Bullish forecast as Oman, not a member of OPEC, has been less affected by global downturn since it has not had to cut oil production.

The Sultan of Oman, who is also its finance minister, has given one of the most bullish forecasts yet to emerge from the Gulf states for economic expansion this year. Sultan Qaboos bin Said Al Said said he expected the country to achieve 6.1 per cent GDP growth in real terms this year. He estimated inflation would be about 3.5 per cent without giving comparative figures for last year. Oman's total debt as of the end of last year stood at 722 million rials (Dh6.89 billion), with domestic debt accounting for 252m rials of that. He said figures for last year had yet to be finalised.

Oman's economy minister, Ahmad bin Abdul-Nabi Mekki, said on December 13 he expected the country's economy to have grown by as much as 2 per cent last year, with the growth rate being influenced by lower oil prices in the second quarter. The global economic crisis slashed income for Gulf oil producing nations. Oman, which is not an OPEC member, was less affected than fellow regional oil exporters as it was not forced to cut output.

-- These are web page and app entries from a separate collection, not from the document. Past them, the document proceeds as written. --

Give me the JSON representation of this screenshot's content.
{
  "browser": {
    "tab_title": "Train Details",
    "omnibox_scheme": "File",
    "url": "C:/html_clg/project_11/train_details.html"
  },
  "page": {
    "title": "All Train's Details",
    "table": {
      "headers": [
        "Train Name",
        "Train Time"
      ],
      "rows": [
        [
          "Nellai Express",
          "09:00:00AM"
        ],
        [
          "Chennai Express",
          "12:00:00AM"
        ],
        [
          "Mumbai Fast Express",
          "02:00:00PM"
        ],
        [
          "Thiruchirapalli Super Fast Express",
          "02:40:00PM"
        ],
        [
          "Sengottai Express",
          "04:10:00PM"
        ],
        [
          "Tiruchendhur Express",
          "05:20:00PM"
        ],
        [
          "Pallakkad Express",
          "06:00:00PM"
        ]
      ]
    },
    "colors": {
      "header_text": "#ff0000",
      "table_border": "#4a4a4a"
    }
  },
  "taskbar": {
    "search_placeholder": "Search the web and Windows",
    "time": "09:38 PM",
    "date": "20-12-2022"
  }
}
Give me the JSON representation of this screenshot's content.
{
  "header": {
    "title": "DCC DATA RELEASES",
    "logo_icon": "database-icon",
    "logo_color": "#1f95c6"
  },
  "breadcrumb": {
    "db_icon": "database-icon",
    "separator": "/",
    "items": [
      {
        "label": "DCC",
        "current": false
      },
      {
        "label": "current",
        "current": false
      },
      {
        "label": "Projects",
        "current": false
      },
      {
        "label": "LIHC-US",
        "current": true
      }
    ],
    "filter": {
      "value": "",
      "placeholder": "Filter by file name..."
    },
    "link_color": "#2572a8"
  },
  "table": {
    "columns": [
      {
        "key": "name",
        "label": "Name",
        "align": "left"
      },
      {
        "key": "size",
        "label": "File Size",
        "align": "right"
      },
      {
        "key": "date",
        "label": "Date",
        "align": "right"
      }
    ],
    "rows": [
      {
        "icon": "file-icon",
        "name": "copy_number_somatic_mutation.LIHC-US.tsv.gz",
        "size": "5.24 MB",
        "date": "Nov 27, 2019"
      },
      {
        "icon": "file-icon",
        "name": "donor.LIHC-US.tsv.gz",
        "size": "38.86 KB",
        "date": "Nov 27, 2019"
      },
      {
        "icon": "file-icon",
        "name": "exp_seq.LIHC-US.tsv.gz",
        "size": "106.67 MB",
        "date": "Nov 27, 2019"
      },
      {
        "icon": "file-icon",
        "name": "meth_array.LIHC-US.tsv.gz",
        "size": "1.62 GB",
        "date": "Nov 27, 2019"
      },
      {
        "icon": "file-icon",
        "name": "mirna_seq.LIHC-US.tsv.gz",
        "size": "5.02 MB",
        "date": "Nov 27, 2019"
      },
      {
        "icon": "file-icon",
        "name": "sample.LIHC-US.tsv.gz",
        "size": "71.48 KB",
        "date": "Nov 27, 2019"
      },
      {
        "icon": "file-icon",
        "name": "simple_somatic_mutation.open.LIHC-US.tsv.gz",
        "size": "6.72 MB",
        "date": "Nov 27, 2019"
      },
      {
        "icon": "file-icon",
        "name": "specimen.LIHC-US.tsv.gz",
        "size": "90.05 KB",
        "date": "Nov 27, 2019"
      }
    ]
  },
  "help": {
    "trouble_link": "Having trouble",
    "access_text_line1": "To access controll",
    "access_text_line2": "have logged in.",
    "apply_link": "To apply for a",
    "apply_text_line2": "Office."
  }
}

A senior official in the economy ministry said in October that the sultanate's economy would have grown by 2.5 per cent last year in nominal terms because of better performance from non-oil sectors. The IMF has forecast GDP growth of 4.1 per cent this year, well below the 7.8 per cent achieved in 2008. The economy minister said there were no plans for Oman to join the proposed GCC monetary union or to abandon its currency peg to the US dollar. The governor of the Saudi Arabian Monetary Agency also said, in remarks published yesterday, that the region's largest economy had no plans to change the US dollar as a peg.

"The current exchange regime has served the national economy in excellent form over the past two decades," Muhammad al Jasser told the Saudi newspaper Al Eqtisadiah. * with Reuters